#### [Assignment]
Please filter the data down to the lines that include the word "sprite" and copy them.

#### [Data excerpts]
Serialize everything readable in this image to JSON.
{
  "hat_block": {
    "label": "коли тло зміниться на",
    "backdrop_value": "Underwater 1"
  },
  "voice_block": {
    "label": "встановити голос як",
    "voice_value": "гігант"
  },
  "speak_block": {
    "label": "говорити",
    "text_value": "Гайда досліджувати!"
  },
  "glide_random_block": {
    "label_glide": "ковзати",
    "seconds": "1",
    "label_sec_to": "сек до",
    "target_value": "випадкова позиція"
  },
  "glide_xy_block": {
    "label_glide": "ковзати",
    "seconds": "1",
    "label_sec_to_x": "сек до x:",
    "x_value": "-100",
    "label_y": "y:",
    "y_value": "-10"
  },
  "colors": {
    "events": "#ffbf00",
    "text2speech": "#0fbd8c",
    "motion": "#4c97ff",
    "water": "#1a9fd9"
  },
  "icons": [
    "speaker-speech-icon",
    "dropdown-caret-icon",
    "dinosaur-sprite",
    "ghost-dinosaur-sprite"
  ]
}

#### [Response area]
    "dinosaur-sprite",
    "ghost-dinosaur-sprite"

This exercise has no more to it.